## Task directions:
Each record that follows must be given again without alteration.

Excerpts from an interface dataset
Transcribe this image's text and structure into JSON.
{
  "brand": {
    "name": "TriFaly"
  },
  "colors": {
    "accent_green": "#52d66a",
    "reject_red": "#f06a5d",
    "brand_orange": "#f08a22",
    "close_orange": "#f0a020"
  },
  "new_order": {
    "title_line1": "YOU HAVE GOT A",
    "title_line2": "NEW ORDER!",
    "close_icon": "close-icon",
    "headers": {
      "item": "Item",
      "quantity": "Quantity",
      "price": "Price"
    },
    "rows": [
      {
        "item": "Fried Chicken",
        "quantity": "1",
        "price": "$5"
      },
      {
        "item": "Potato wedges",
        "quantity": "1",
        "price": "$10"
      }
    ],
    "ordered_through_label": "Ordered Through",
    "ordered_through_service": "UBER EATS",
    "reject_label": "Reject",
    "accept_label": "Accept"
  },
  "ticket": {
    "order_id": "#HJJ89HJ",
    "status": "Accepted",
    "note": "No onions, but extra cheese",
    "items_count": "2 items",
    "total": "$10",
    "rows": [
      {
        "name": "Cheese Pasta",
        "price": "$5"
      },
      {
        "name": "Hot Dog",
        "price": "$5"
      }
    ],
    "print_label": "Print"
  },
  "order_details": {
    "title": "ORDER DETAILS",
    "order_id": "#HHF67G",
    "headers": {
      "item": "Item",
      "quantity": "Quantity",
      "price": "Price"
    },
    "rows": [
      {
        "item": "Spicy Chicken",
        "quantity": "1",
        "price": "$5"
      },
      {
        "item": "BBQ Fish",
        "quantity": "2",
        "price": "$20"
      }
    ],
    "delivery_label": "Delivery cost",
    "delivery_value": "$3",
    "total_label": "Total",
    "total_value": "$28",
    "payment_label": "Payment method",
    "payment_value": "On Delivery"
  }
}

## Task response:
Transcribe this image's text and structure into JSON.
{
  "brand": {
    "name": "TriFaly"
  },
  "colors": {
    "accent_green": "#52d66a",
    "reject_red": "#f06a5d",
    "brand_orange": "#f08a22",
    "close_orange": "#f0a020"
  },
  "new_order": {
    "title_line1": "YOU HAVE GOT A",
    "title_line2": "NEW ORDER!",
    "close_icon": "close-icon",
    "headers": {
      "item": "Item",
      "quantity": "Quantity",
      "price": "Price"
    },
    "rows": [
      {
        "item": "Fried Chicken",
        "quantity": "1",
        "price": "$5"
      },
      {
        "item": "Potato wedges",
        "quantity": "1",
        "price": "$10"
      }
    ],
    "ordered_through_label": "Ordered Through",
    "ordered_through_service": "UBER EATS",
    "reject_label": "Reject",
    "accept_label": "Accept"
  },
  "ticket": {
    "order_id": "#HJJ89HJ",
    "status": "Accepted",
    "note": "No onions, but extra cheese",
    "items_count": "2 items",
    "total": "$10",
    "rows": [
      {
        "name": "Cheese Pasta",
        "price": "$5"
      },
      {
        "name": "Hot Dog",
        "price": "$5"
      }
    ],
    "print_label": "Print"
  },
  "order_details": {
    "title": "ORDER DETAILS",
    "order_id": "#HHF67G",
    "headers": {
      "item": "Item",
      "quantity": "Quantity",
      "price": "Price"
    },
    "rows": [
      {
        "item": "Spicy Chicken",
        "quantity": "1",
        "price": "$5"
      },
      {
        "item": "BBQ Fish",
        "quantity": "2",
        "price": "$20"
      }
    ],
    "delivery_label": "Delivery cost",
    "delivery_value": "$3",
    "total_label": "Total",
    "total_value": "$28",
    "payment_label": "Payment method",
    "payment_value": "On Delivery"
  }
}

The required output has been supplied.